The euro fell to its lowest level against the dollar in more than a year, at $1.2935, with investors concerned that the Greek debt crisis could spread to other eurozone countries including Spain and Portugal.

The euro is also down against the pound, with one pound worth 1.167 euros.

European finance ministers had agreed a bailout for Greece but the deal has to be ratified by several EU states, including Germany. It also faces opposition amongst the Greek public.

Once again Greece is facing strikes and disruption due to the opposition to the austerity measures that are required as a result of the bail-out deal. However, one must question the reality of the Greeks because it seems that Greece has become the ultimate Welfare State.

Reuters had reported on some areas of waste in Greece with regard to welfare spending :

  • tens of thousands of unmarried or divorced daughters of dead civil servants continue to collect their pensions. This largesse is worth more than $500 euros per year.
  • civil servants are protected from dismissal and can retire from work in their 40s.
  • Greek expenditure on pensions is expected to rise to 12% of GDP by 2050

The Greek government has promised to overhaul pension spending by raising the retirement age and banning early retirement.

Other areas of waste in paying civil servants include:

  • being paid extra to use a computer
  • bonus for speaking a foreign language
  • bonus for turning up for work on time
  • in case of foresters they get a bonus for working out of doors
  • bonuses for Christmas and Easter.

The government attempt to trim these bonuses as austerity measures would amount to a saving of 1.7 billion euros.
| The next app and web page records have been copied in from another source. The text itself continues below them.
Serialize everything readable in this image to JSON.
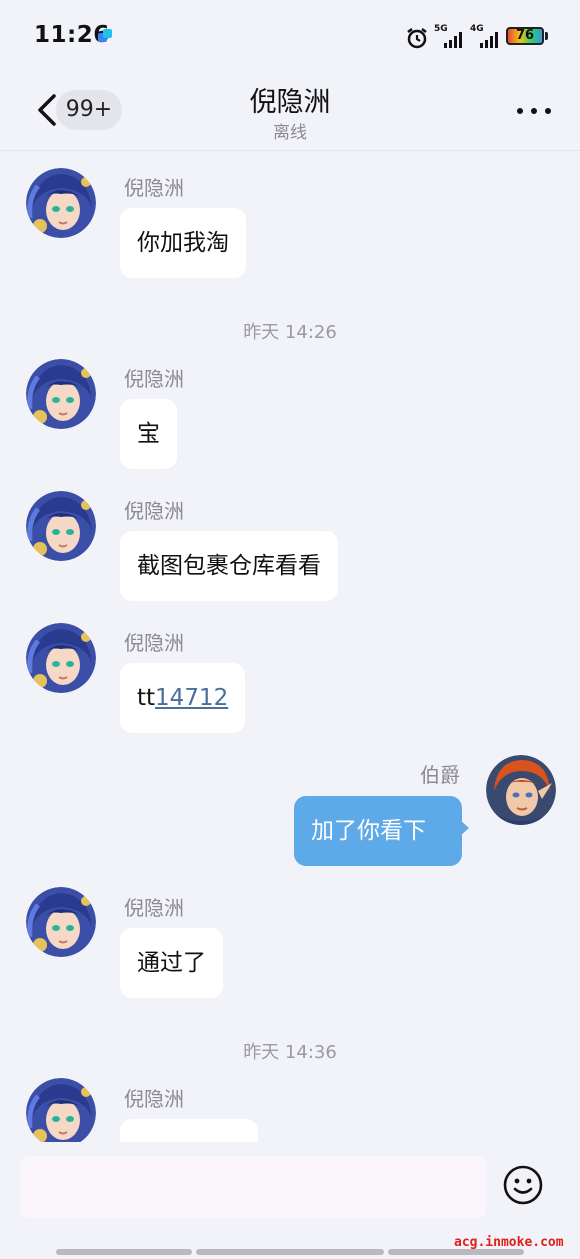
{
  "status_bar": {
    "time": "11:26",
    "net_5g": "5G",
    "net_4g": "4G",
    "battery": "76"
  },
  "header": {
    "unread_count": "99+",
    "title": "倪隐洲",
    "status": "离线"
  },
  "messages": [
    {
      "sender": "倪隐洲",
      "text": "你加我淘"
    },
    {
      "sender": "倪隐洲",
      "text": "宝"
    },
    {
      "sender": "倪隐洲",
      "text": "截图包裹仓库看看"
    },
    {
      "sender": "倪隐洲",
      "text_prefix": "tt",
      "link": "14712"
    },
    {
      "sender": "伯爵",
      "text": "加了你看下"
    },
    {
      "sender": "倪隐洲",
      "text": "通过了"
    },
    {
      "sender": "倪隐洲",
      "text": ""
    }
  ],
  "timestamps": [
    "昨天 14:26",
    "昨天 14:36"
  ],
  "input": {
    "placeholder": ""
  },
  "watermark": "acg.inmoke.com",
  "colors": {
    "accent": "#5ea9e8",
    "background": "#f2f3f8",
    "link": "#4a6f9c"
  }
}
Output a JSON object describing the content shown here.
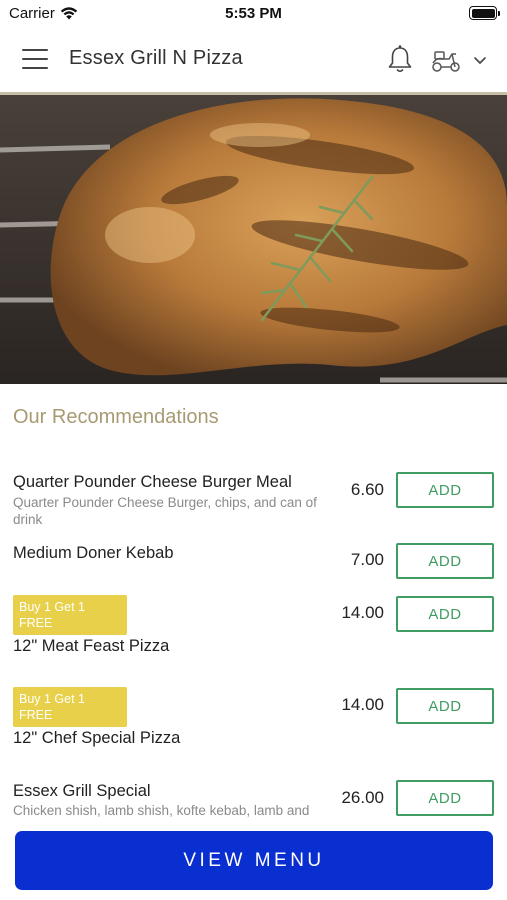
{
  "status_bar": {
    "carrier": "Carrier",
    "time": "5:53 PM"
  },
  "header": {
    "title": "Essex Grill N Pizza"
  },
  "section": {
    "title": "Our Recommendations"
  },
  "items": [
    {
      "name": "Quarter Pounder Cheese Burger Meal",
      "description": "Quarter Pounder Cheese Burger, chips, and can of drink",
      "price": "6.60",
      "add_label": "ADD"
    },
    {
      "name": "Medium Doner Kebab",
      "price": "7.00",
      "add_label": "ADD"
    },
    {
      "name": "12\" Meat Feast Pizza",
      "badge": "Buy 1 Get 1 FREE",
      "price": "14.00",
      "add_label": "ADD"
    },
    {
      "name": "12\" Chef Special Pizza",
      "badge": "Buy 1 Get 1 FREE",
      "price": "14.00",
      "add_label": "ADD"
    },
    {
      "name": "Essex Grill Special",
      "description": "Chicken shish, lamb shish, kofte kebab, lamb and",
      "price": "26.00",
      "add_label": "ADD"
    }
  ],
  "footer": {
    "view_menu_label": "VIEW MENU"
  },
  "colors": {
    "accent_green": "#3f9c62",
    "badge_yellow": "#e8d04b",
    "primary_blue": "#0a2fd0",
    "section_gold": "#a79a73"
  },
  "icons": [
    "wifi-icon",
    "battery-icon",
    "hamburger-menu-icon",
    "bell-icon",
    "scooter-delivery-icon",
    "chevron-down-icon"
  ]
}
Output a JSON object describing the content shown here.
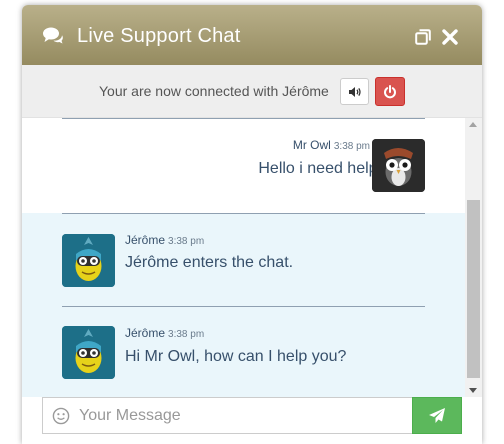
{
  "header": {
    "title": "Live Support Chat",
    "color": "#a59c72"
  },
  "status": {
    "text": "Your are now connected with Jérôme"
  },
  "messages": [
    {
      "author": "Mr Owl",
      "time": "3:38 pm",
      "text": "Hello i need help!",
      "side": "right",
      "avatar": "owl-avatar"
    },
    {
      "author": "Jérôme",
      "time": "3:38 pm",
      "text": "Jérôme enters the chat.",
      "side": "left",
      "avatar": "agent-avatar"
    },
    {
      "author": "Jérôme",
      "time": "3:38 pm",
      "text": "Hi Mr Owl, how can I help you?",
      "side": "left",
      "avatar": "agent-avatar"
    }
  ],
  "composer": {
    "placeholder": "Your Message",
    "value": ""
  },
  "colors": {
    "send": "#5cb85c",
    "power": "#d9534f",
    "agent_bg": "#eaf6fb",
    "text": "#37506b"
  }
}
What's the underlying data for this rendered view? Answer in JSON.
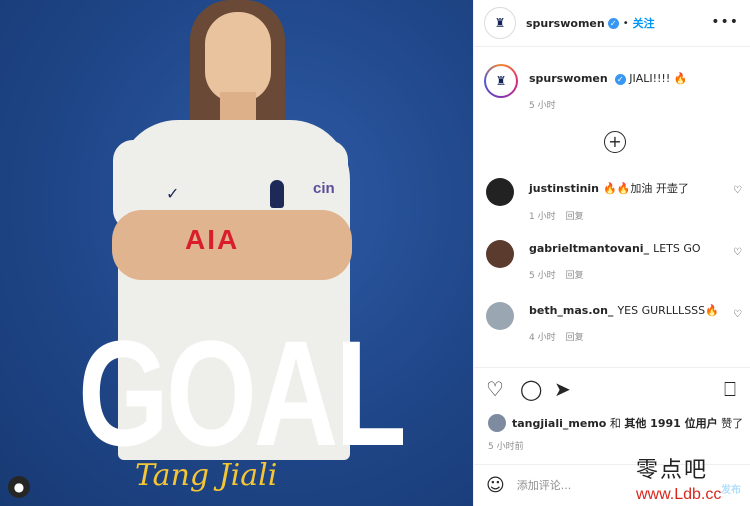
{
  "post": {
    "image_text": "GOAL",
    "signature": "Tang Jiali",
    "sponsor": "AIA",
    "shirt_text": "cin"
  },
  "header": {
    "username": "spurswomen",
    "separator": "•",
    "follow_label": "关注",
    "more_label": "•••"
  },
  "caption": {
    "username": "spurswomen",
    "text": "JIALI!!!! 🔥",
    "time": "5 小时"
  },
  "load_more_icon": "plus-circle-icon",
  "comments": [
    {
      "username": "justinstinin",
      "text": "🔥🔥加油 开壶了",
      "time": "1 小时",
      "reply": "回复",
      "avatar_color": "#222222"
    },
    {
      "username": "gabrieltmantovani_",
      "text": "LETS GO",
      "time": "5 小时",
      "reply": "回复",
      "avatar_color": "#5a3b2e"
    },
    {
      "username": "beth_mas.on_",
      "text": "YES GURLLLSSS🔥",
      "time": "4 小时",
      "reply": "回复",
      "avatar_color": "#9aa7b3"
    }
  ],
  "likes": {
    "user": "tangjiali_memo",
    "and": "和",
    "others": "其他 1991 位用户",
    "liked": "赞了"
  },
  "post_time": "5 小时前",
  "comment_input": {
    "placeholder": "添加评论...",
    "post_label": "发布"
  },
  "watermark": {
    "line1": "零点吧",
    "line2": "www.Ldb.cc"
  },
  "colors": {
    "brand_blue": "#0095f6",
    "verified": "#3897f0",
    "post_bg": "#1f4688"
  }
}
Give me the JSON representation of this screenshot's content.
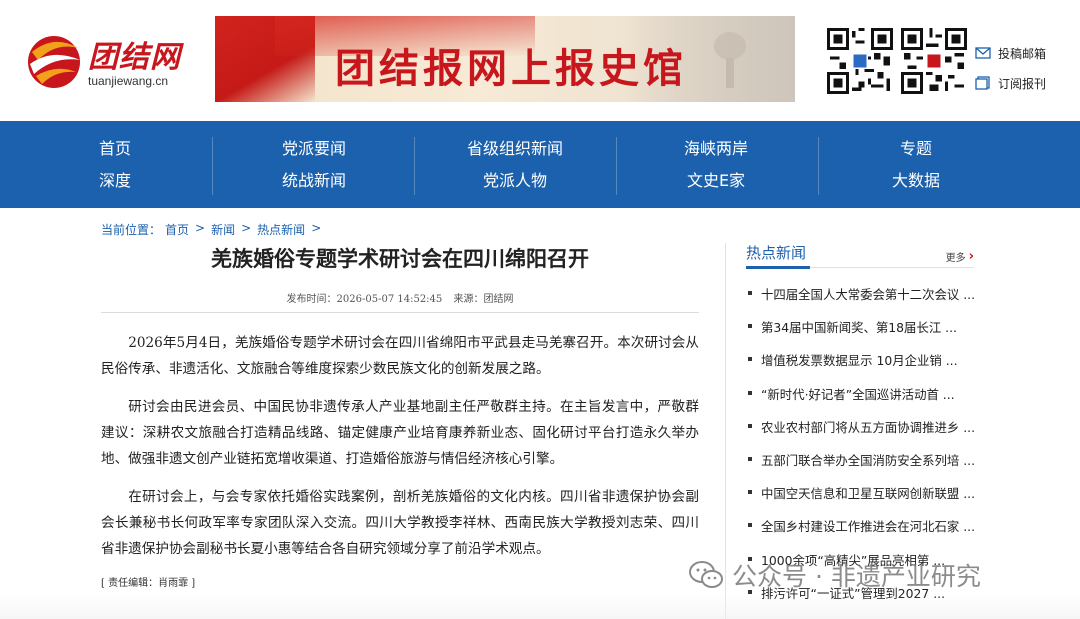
{
  "header": {
    "logo_cn": "团结网",
    "logo_en": "tuanjiewang.cn",
    "banner_text": "团结报网上报史馆",
    "links": [
      {
        "label": "投稿邮箱",
        "icon": "mail-icon"
      },
      {
        "label": "订阅报刊",
        "icon": "subscribe-icon"
      }
    ]
  },
  "nav": {
    "row1": [
      "首页",
      "党派要闻",
      "省级组织新闻",
      "海峡两岸",
      "专题"
    ],
    "row2": [
      "深度",
      "统战新闻",
      "党派人物",
      "文史E家",
      "大数据"
    ]
  },
  "breadcrumb": {
    "prefix": "当前位置：",
    "items": [
      "首页",
      "新闻",
      "热点新闻"
    ],
    "sep": ">"
  },
  "article": {
    "title": "羌族婚俗专题学术研讨会在四川绵阳召开",
    "publish_label": "发布时间：2026-05-07 14:52:45",
    "source_label": "来源：团结网",
    "paragraphs": [
      "2026年5月4日，羌族婚俗专题学术研讨会在四川省绵阳市平武县走马羌寨召开。本次研讨会从民俗传承、非遗活化、文旅融合等维度探索少数民族文化的创新发展之路。",
      "研讨会由民进会员、中国民协非遗传承人产业基地副主任严敬群主持。在主旨发言中，严敬群建议：深耕农文旅融合打造精品线路、锚定健康产业培育康养新业态、固化研讨平台打造永久举办地、做强非遗文创产业链拓宽增收渠道、打造婚俗旅游与情侣经济核心引擎。",
      "在研讨会上，与会专家依托婚俗实践案例，剖析羌族婚俗的文化内核。四川省非遗保护协会副会长兼秘书长何政军率专家团队深入交流。四川大学教授李祥林、西南民族大学教授刘志荣、四川省非遗保护协会副秘书长夏小惠等结合各自研究领域分享了前沿学术观点。"
    ],
    "editor": "[ 责任编辑：肖雨霏 ]"
  },
  "sidebar": {
    "title": "热点新闻",
    "more": "更多",
    "items": [
      "十四届全国人大常委会第十二次会议 ...",
      "第34届中国新闻奖、第18届长江 ...",
      "增值税发票数据显示 10月企业销 ...",
      "“新时代·好记者”全国巡讲活动首 ...",
      "农业农村部门将从五方面协调推进乡 ...",
      "五部门联合举办全国消防安全系列培 ...",
      "中国空天信息和卫星互联网创新联盟 ...",
      "全国乡村建设工作推进会在河北石家 ...",
      "1000余项“高精尖”展品亮相第 ...",
      "排污许可“一证式”管理到2027 ..."
    ]
  },
  "watermark": {
    "text": "公众号 · 非遗产业研究",
    "icon": "wechat-icon"
  },
  "colors": {
    "brand_red": "#c8161d",
    "nav_blue": "#1c61ad"
  }
}
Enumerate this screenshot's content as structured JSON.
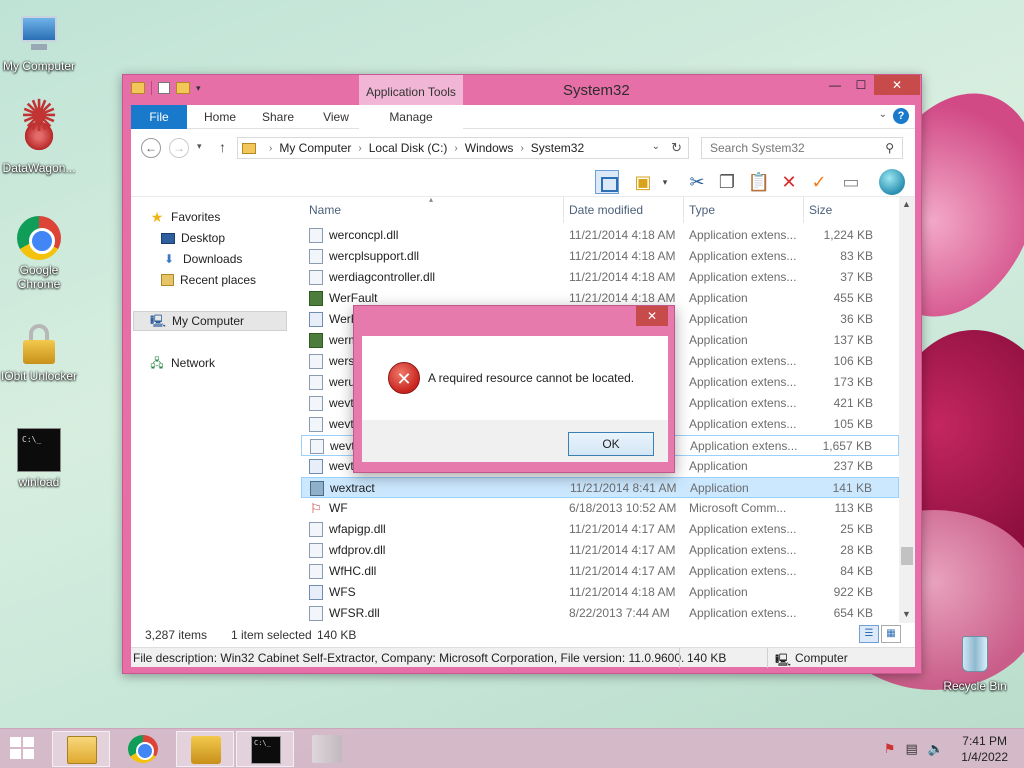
{
  "desktop": {
    "icons": [
      {
        "label": "My Computer"
      },
      {
        "label": "DataWagon..."
      },
      {
        "label": "Google Chrome"
      },
      {
        "label": "IObit Unlocker"
      },
      {
        "label": "winload"
      },
      {
        "label": "Recycle Bin"
      }
    ]
  },
  "window": {
    "title": "System32",
    "contextual_tab": "Application Tools",
    "tabs": {
      "file": "File",
      "home": "Home",
      "share": "Share",
      "view": "View",
      "manage": "Manage"
    },
    "help": "?",
    "controls": {
      "minimize": "—",
      "maximize": "☐",
      "close": "✕"
    }
  },
  "address": {
    "crumbs": [
      "My Computer",
      "Local Disk (C:)",
      "Windows",
      "System32"
    ],
    "search_placeholder": "Search System32"
  },
  "navpane": {
    "favorites": "Favorites",
    "desktop": "Desktop",
    "downloads": "Downloads",
    "recent": "Recent places",
    "computer": "My Computer",
    "network": "Network"
  },
  "columns": {
    "name": "Name",
    "date": "Date modified",
    "type": "Type",
    "size": "Size"
  },
  "files": [
    {
      "name": "werconcpl.dll",
      "date": "11/21/2014 4:18 AM",
      "type": "Application extens...",
      "size": "1,224 KB"
    },
    {
      "name": "wercplsupport.dll",
      "date": "11/21/2014 4:18 AM",
      "type": "Application extens...",
      "size": "83 KB"
    },
    {
      "name": "werdiagcontroller.dll",
      "date": "11/21/2014 4:18 AM",
      "type": "Application extens...",
      "size": "37 KB"
    },
    {
      "name": "WerFault",
      "date": "11/21/2014 4:18 AM",
      "type": "Application",
      "size": "455 KB"
    },
    {
      "name": "WerF",
      "date": "",
      "type": "Application",
      "size": "36 KB"
    },
    {
      "name": "werm",
      "date": "",
      "type": "Application",
      "size": "137 KB"
    },
    {
      "name": "wers",
      "date": "",
      "type": "Application extens...",
      "size": "106 KB"
    },
    {
      "name": "weru",
      "date": "",
      "type": "Application extens...",
      "size": "173 KB"
    },
    {
      "name": "wevt",
      "date": "",
      "type": "Application extens...",
      "size": "421 KB"
    },
    {
      "name": "wevt",
      "date": "",
      "type": "Application extens...",
      "size": "105 KB"
    },
    {
      "name": "wevt",
      "date": "",
      "type": "Application extens...",
      "size": "1,657 KB"
    },
    {
      "name": "wevt",
      "date": "",
      "type": "Application",
      "size": "237 KB"
    },
    {
      "name": "wextract",
      "date": "11/21/2014 8:41 AM",
      "type": "Application",
      "size": "141 KB"
    },
    {
      "name": "WF",
      "date": "6/18/2013 10:52 AM",
      "type": "Microsoft Comm...",
      "size": "113 KB"
    },
    {
      "name": "wfapigp.dll",
      "date": "11/21/2014 4:17 AM",
      "type": "Application extens...",
      "size": "25 KB"
    },
    {
      "name": "wfdprov.dll",
      "date": "11/21/2014 4:17 AM",
      "type": "Application extens...",
      "size": "28 KB"
    },
    {
      "name": "WfHC.dll",
      "date": "11/21/2014 4:17 AM",
      "type": "Application extens...",
      "size": "84 KB"
    },
    {
      "name": "WFS",
      "date": "11/21/2014 4:18 AM",
      "type": "Application",
      "size": "922 KB"
    },
    {
      "name": "WFSR.dll",
      "date": "8/22/2013 7:44 AM",
      "type": "Application extens...",
      "size": "654 KB"
    }
  ],
  "status": {
    "items": "3,287 items",
    "selected": "1 item selected",
    "selected_size": "140 KB"
  },
  "details": {
    "description": "File description: Win32 Cabinet Self-Extractor, Company: Microsoft Corporation, File version: 11.0.9600.",
    "size": "140 KB",
    "location": "Computer"
  },
  "dialog": {
    "close": "✕",
    "message": "A required resource cannot be located.",
    "ok": "OK",
    "error_glyph": "✕"
  },
  "clock": {
    "time": "7:41 PM",
    "date": "1/4/2022"
  }
}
However, the Greeks are not happy about the attempt to implement these austerity measures and they have taken to the streets with rioting, as well as putting on general strikes.

Up until 2008 when it was finally sold, Olympic airways had been a loss making proposition for the Greek government. Even worse, the unions had foiled previous attempts to sell the airline so that they could fly themselves and their families for free around the world. When Olympic airlines was sold the 4600 members of staff were given a generous compensation package. However some of these staff recently took to the streets because they had not received all of the promised benefits.

The Greek government owns 74 companies, mostly in transport and utilities, many of which are over-staffed and loss-making entities. The railways are losing something like 800 million euros per year.

Another area of waste is the employment of committees, even though it is not clear what some of those committees do:

Hundreds of state-appointed committees employ staff though it is not clear what they all do. Greece has a committee to manage Lake Kopais, which dried out in the 1930s.

One Greek paper estimated that committees employ more than 10,000 people and cost over 220 million euros a year.

Coming through on a pre-election pledge to cut such waste, the government recently announced it would shut down or merge at least 200 such committees that have outlived their usefulness.

On top of this, Greece is expending on arms at a higher rate than other countries in the European Union – this is due to the tensions with Turkey.

Tensions with arch-rival Turkey have kept Greek military spending well above that of other EU members, reaching 14 billion euros, or 6 percent of GDP, in 2007 and 2009.

Budget woes have limited military procurements and the 2010 defence budget now stands at 6.7 billion euros ($8.92 billion).

But nearly 80 percent of Defence Ministry spending goes on administrative costs and payments of army staff. The government has said it will gradually reduce costs and spending on arms purchases will be contained to 1.8 billion euros (0.7 percent of GDP) this year